Mitt Romney’s tour of touting President Obama’s alleged ”apology tour” isn’t grinding to a halt. Not only has the Republican presidential hopeful plowed this infertile terrain before, but fact-checkers have also called him out on this stretch of a claim. And this blog several weeks ago noted the futility of all the apology-related fact-checking. Here’s how we put it on Sept. 13:
The fact-checkers seemed a bit fatigued by Mitt Romney’s latest round of allegations that the Obama administration goes around apologizing for America. That’s the line of attack that the Republican presidential candidate unleashed in a Wednesday morning news conference following the deadly attacks against U.S. personnel in Egypt and Libya. Several times Romney claimed that the Obama administration’s statements in anticipation of and in response to unrest in that region amounted to “apologizing” for American values or some variation on that sentiment.
The piece inventoried the frustration expressed by fact-checkers on the apology thing. PolitiFact, for instance, noted that it had done all kinds of work on this body of work: “PolitiFact has examined those speeches, consulted experts on speechmaking and apologies, and rated Romney’s claim Pants on Fire.”

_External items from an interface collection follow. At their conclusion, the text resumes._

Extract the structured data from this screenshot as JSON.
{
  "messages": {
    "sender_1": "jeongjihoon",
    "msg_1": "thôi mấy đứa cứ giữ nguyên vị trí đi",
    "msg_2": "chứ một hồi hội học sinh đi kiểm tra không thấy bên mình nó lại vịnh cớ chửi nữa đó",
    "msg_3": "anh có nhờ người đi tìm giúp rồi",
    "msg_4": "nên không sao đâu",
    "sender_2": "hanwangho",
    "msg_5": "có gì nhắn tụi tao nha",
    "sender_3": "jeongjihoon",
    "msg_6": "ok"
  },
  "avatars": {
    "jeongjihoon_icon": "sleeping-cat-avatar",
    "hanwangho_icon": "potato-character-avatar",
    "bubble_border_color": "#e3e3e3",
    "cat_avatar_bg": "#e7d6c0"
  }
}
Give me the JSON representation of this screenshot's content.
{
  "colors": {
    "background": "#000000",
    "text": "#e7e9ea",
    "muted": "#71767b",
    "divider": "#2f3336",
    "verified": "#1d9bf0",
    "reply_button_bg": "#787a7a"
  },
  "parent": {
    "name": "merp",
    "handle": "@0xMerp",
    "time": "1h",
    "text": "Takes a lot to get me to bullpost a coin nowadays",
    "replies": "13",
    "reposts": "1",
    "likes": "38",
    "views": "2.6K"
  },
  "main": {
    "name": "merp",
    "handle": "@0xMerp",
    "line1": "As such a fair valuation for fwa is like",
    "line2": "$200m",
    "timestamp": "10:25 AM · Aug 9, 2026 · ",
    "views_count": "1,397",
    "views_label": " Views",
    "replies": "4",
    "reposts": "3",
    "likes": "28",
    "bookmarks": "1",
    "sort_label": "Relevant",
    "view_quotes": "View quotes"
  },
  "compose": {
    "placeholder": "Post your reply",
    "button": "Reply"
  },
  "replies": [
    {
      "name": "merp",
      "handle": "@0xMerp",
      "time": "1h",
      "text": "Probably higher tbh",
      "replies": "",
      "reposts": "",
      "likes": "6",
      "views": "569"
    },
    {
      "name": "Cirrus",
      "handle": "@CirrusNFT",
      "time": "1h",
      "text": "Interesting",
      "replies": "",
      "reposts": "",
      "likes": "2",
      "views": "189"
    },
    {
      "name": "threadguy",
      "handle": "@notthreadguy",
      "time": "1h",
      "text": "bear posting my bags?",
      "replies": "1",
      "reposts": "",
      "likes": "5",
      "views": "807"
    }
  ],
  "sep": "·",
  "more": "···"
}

These days, Romney's “apology” claims are being met with ever-shorter dismissals by fact-checkers. In last week’s presidential debate, Romney said, “The president’s policies throughout the Middle East began with an apology tour.” This check from the Washington Post’s Glenn Kessler took this view of the matter:
This Four-Pinocchio claim rears its head again. Readers can refer back to our lengthy look at this issue back in early 2011. The apology tour never happened.
During the convention time frame, a Romney pollster said that the campaign wouldn't be “dictated by fact-checkers.” This whole apology-tour claim offered a grand opportunity to fact-check that particular claim. Consider it checked. No matter the evidence to the contrary, the Romney campaign enjoys this attack. It must be working.